       fup (level_here:levels_below) new_levels_below =  level_here:new_levels_below

For example,

breadth_first (Nd [Leaf "0", Nd [Leaf "11", Leaf "12"], Leaf "2"])
evaluates to

Note that

	foldr (x seed -> foldl (flip (:)) seed x) []
is an efficient implementation of
	concat . map reverse

You can't efficiently implement the breadth_first with the first-order fold (and the second-order fold is inefficient). This was the subject of Gibbons and Jones' paper.

jon fernquest - Re: Folding over trees  blueArrow
8/4/2001; 6:53:53 AM (reads: 1833, responses: 0)
Thanks. I'm going to switch gears and rethink this all in ML or Haskell digesting all that you've presented to-date to get my bearings straight. later translate it to Scheme (with its implicit types given by s-expressions).

I was looking at your XML query language. I'm trying to duplicate the functionality of tgrep (grep for trees) hopefully with higher order functions:

Tree Grep looks for syntactic patterns in a parsed corpus, i.e. it filters out the s-expressions that meet certain constraints like dominance and precedence. Example:

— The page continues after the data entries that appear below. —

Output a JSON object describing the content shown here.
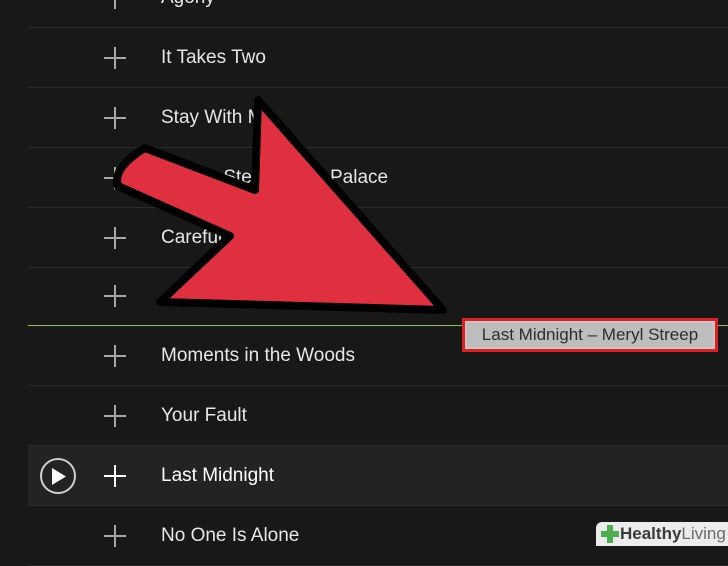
{
  "tracks": [
    {
      "title": "Agony"
    },
    {
      "title": "It Takes Two"
    },
    {
      "title": "Stay With Me"
    },
    {
      "title": "On the Steps of the Palace"
    },
    {
      "title": "Careful"
    },
    {
      "title": ""
    },
    {
      "title": "Moments in the Woods"
    },
    {
      "title": "Your Fault"
    },
    {
      "title": "Last Midnight"
    },
    {
      "title": "No One Is Alone"
    }
  ],
  "drag_tooltip": {
    "text": "Last Midnight – Meryl Streep"
  },
  "watermark": {
    "word1": "Healthy",
    "word2": "Living"
  },
  "colors": {
    "background": "#181818",
    "drop_indicator": "#8bc34a",
    "highlight_box": "#e02020",
    "arrow": "#e0303f"
  },
  "icons": {
    "add": "plus-icon",
    "play": "play-icon",
    "annotation": "arrow-icon"
  }
}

Prepositional phrase attachment ambiguity:

1. I heard about the discussion after the meeting.

1a. heard after the meeting

(S (NP (PRO I)) 
  [VP (V heard) 
    [PP (PREP about) 
      (NP (DET the) (N discussion))] 
        [PP (PREP after) (NP (DET the) (N meeting))]]) 

1b. the discussion after the meeting

(S (NP (PRO I)) 
  (VP (V heard) 
    (PP (PREP about) 
      [NP (DET the) (N discussion) 
        (PP (PREP after) (NP (DET the) (N meeting)))]))) 

A fold with state implementing some sort of automata over a tree?


Oleg - Re: Folding over trees  blueArrow
8/6/2001; 10:11:09 AM (reads: 1818, responses: 0)

Haskell syntax is concise indeed; sometimes it may appear too concise. It certainly takes time to get used to.

At first glance, tgrep strongly resembles XPath. It appears you can translate all tgrep queries into XPath (amended with a regular-expression match on element names or character data). The latter amendment is easy in SXPath.

Just for the reference, here are some other ways of querying trees

XML Query Languages: Experiences and Exemplars

XQuery 1.0: An XML Query Language
A "fold with a state" might work as well. We can think of the "foldts" as a transformer from one tree to another. The transformation can be set up in such a way that the branches that match the query are transformed to themselves, and the other branches are transformed to nothing. BTW, I used this approach in LaXmL:

To generate the table of contents I had to query for (Section n xxx) elements. The query was done by transforming the above elements into <li>xxx</li> fragments and everything else into nothing.